I do not believe in forecasting, I am annoyed by companies, who determine where the organization should find itself in three years and then plan a budget in order to implement the forecast scenario. As so often happens, something unexpected occurs – a crisis, for example – and that whole plan falls apart. Road scenario, road budget, road plan for the future. Forecasting provides no new insights. It is mandatory to read the Anti-Fragile book ‘Things that gain from disorder’ by Nassim Taleb.
Looking into the future with all options open
I believe in looking into the future, but with all the options being open. The Amsterdam Fire Brigade looks into the data not for cause-and-effect relationships to explain but for correlations. Based on the results of those analyzes, they start thinking differently in a radical manner; brand new ideas may flash in their minds, such as placing a fire engine in an area with most probable occurrence of flash in the pan instances. That thought alone is really at the root of the classic Fire Brigade.
Old-shoe mindset is to change
It is commendable that people there allow their familiar way of thinking to change. Data and unimagined correlations substantially help with that, of course. Now, the Fire Brigade knows that the kitchen fires in certain neighborhoods originate from particular cooking habits, in other neighborhoods they originate from poor fire prevention, and, yet, in some areas they result from outdated pipes and installations. And then you can start taking real measures by smart targeting, based on facts.
Score with an intelligent organization!
I find the case of Common Tax and Registration Service in Parkstad Limburg to be a nice one, because it covers two public service issues. When it comes to ICT, the government is, usually, far from pioneering. However, some people in Limburg decided they want to do it in a radically different manner: “Let’s start it over again, let’s cut our budget by 30% and deliver much more services in a single stroke.”

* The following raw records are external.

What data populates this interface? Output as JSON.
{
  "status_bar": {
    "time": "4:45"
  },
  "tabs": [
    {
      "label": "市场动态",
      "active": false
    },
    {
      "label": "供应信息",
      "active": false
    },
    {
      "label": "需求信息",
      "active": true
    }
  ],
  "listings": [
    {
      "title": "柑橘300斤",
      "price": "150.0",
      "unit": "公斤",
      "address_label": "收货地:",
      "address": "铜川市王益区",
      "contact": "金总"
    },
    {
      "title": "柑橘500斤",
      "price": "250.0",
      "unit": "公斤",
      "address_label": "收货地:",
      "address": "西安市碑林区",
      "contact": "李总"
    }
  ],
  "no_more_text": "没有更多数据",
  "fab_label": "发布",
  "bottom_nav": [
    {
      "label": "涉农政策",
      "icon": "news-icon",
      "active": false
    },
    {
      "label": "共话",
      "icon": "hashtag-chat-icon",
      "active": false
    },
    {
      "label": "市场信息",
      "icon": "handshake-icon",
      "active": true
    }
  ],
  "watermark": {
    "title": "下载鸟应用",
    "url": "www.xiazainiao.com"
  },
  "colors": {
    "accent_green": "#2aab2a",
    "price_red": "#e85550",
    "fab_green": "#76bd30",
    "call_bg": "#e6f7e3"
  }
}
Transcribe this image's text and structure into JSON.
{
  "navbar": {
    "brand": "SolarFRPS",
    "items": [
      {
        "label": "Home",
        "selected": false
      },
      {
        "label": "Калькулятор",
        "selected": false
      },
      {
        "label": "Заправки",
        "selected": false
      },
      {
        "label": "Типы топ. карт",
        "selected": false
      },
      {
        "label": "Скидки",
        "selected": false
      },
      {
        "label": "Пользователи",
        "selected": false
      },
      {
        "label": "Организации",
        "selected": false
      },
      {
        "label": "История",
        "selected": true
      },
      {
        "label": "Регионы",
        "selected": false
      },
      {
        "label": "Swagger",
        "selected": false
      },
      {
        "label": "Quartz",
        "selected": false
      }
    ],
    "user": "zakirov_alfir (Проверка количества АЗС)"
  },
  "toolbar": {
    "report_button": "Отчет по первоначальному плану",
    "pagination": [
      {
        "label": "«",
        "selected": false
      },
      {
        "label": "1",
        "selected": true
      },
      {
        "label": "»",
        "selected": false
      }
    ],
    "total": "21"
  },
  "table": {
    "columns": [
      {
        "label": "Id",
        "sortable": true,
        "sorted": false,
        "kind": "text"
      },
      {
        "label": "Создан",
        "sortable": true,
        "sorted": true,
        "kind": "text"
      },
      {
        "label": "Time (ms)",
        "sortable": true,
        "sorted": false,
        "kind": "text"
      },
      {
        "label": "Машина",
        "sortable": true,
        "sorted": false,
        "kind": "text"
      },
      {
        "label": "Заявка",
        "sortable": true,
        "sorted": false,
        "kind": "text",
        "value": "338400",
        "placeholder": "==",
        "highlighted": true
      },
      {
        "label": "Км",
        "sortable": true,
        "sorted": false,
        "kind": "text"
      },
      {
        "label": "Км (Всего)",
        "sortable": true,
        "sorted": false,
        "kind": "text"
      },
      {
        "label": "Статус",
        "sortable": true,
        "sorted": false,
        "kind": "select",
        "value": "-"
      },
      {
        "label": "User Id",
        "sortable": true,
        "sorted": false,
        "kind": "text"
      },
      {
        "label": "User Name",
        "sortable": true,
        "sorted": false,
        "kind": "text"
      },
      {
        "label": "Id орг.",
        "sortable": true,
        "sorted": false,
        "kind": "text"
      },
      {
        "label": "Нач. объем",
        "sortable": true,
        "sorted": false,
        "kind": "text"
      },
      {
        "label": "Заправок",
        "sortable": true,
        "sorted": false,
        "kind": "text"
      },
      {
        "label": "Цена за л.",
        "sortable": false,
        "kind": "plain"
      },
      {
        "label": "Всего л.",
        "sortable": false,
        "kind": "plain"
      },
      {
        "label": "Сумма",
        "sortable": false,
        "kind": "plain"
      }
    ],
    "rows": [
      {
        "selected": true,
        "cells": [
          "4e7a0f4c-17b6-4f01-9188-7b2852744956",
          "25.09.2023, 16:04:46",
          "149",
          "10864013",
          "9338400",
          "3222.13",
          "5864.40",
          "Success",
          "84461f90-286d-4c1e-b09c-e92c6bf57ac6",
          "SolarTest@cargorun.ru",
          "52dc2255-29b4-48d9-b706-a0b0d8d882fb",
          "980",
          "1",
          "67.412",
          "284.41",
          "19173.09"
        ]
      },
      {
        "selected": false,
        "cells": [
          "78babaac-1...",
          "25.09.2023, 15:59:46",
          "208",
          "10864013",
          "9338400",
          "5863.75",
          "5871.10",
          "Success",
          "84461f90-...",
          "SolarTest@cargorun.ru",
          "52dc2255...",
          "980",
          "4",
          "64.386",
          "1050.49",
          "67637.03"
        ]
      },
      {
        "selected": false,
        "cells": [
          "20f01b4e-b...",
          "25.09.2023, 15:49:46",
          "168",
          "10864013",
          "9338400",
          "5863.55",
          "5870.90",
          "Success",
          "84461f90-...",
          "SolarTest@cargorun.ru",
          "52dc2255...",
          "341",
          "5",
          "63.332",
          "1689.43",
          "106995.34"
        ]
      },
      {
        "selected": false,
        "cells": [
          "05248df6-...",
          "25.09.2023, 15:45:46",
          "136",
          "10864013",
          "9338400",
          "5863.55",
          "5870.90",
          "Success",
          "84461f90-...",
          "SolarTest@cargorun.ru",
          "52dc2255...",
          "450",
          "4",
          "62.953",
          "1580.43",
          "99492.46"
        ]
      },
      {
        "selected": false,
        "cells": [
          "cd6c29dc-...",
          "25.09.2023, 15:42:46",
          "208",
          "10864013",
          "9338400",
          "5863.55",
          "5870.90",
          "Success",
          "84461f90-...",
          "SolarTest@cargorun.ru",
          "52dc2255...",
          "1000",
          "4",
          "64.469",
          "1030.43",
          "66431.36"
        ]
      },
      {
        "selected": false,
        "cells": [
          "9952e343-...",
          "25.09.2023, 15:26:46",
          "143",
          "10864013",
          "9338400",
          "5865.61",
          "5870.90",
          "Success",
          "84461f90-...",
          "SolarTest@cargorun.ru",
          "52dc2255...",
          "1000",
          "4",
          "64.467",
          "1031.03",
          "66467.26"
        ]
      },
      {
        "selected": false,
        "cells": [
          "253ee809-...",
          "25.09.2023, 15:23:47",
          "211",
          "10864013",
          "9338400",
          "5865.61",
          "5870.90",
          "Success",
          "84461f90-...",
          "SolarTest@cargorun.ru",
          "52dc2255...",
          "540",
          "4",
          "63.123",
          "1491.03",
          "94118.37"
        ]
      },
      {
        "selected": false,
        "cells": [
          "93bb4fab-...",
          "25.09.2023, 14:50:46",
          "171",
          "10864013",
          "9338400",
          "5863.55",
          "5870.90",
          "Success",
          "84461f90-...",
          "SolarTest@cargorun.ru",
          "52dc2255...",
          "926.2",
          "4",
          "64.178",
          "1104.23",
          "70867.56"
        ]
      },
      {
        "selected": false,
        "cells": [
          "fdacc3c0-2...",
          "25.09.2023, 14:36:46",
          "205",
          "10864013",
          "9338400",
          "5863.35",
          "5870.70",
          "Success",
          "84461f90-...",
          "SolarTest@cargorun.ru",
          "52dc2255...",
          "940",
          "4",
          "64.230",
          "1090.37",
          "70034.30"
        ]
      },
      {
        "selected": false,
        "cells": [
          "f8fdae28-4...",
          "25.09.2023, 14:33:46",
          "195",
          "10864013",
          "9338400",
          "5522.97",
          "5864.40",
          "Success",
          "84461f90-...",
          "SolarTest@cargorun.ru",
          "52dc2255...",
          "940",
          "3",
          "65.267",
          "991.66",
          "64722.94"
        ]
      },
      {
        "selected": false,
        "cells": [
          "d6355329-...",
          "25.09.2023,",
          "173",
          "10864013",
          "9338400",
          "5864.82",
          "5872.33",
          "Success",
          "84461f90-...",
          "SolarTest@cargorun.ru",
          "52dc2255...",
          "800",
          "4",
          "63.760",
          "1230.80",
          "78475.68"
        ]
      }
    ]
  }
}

I’m convinced that a really smart organization is not that much about techniques and data, but it is mainly about people, who are brave enough to say, “Let’s start doing it differently. I see it differently, and I have courage to report this. I’ll stand for that and I’ll keep pushing it through.” You can have all the computer data of the whole world, but you should ultimately have to convince people of the value of analytics, and encourage them to draw conclusions from the new insights, even if that involves a rigorous change.
Election of the smartest organization
Do your people make good decisions on the production line? Does your business intelligence system provide you a real competitive advantage? Do you have a whole new business model based on data? Is your company really improving the performance of business processes and products based on data?
I read a story about so-called smart cities in a recent column. There is more freely available data of the city of Amsterdam, than ever. A young man built an app analyzing open data with the push that could find locations with most probable pickpockets forecast. The analysis showed where there was and there was no danger.
The columnist also stated that numerous conferences are held on the Smart Cities subject, often under the auspices of the known major BI vendors. The involved business units of those companies are not, yet, profitable enough. The striking idea is not that huge: oftentimes, it takes only small one-to-one initiatives to be embraced by the whole community and to make them think, “That’s exactly what I need here.”
Returning to the winning fire brigade: there was by no means a top-down exercise. It was not the brigade commander who has let you view the data and then ordered to do what he believed to be the best. Absolutely not! It was the people on the workplace who came up with the idea; the brigade leader deserves appreciation for having given way for that initiative. It takes courage. Municipalities make their public data available to anyone for analysis. But would other public organizations do that, too?
Do they understand that analytics can generate new insights? Or, are they afraid of the analysis consequences, because they like to keep things as they are? Analytics is a kind of quest, a sort of treasure hunt, that make people intrinsically motivated. Smart organizations are no longer only about technology: a smart organization is populated by courageous people.
By Rens de Jong
Radio maker and publicist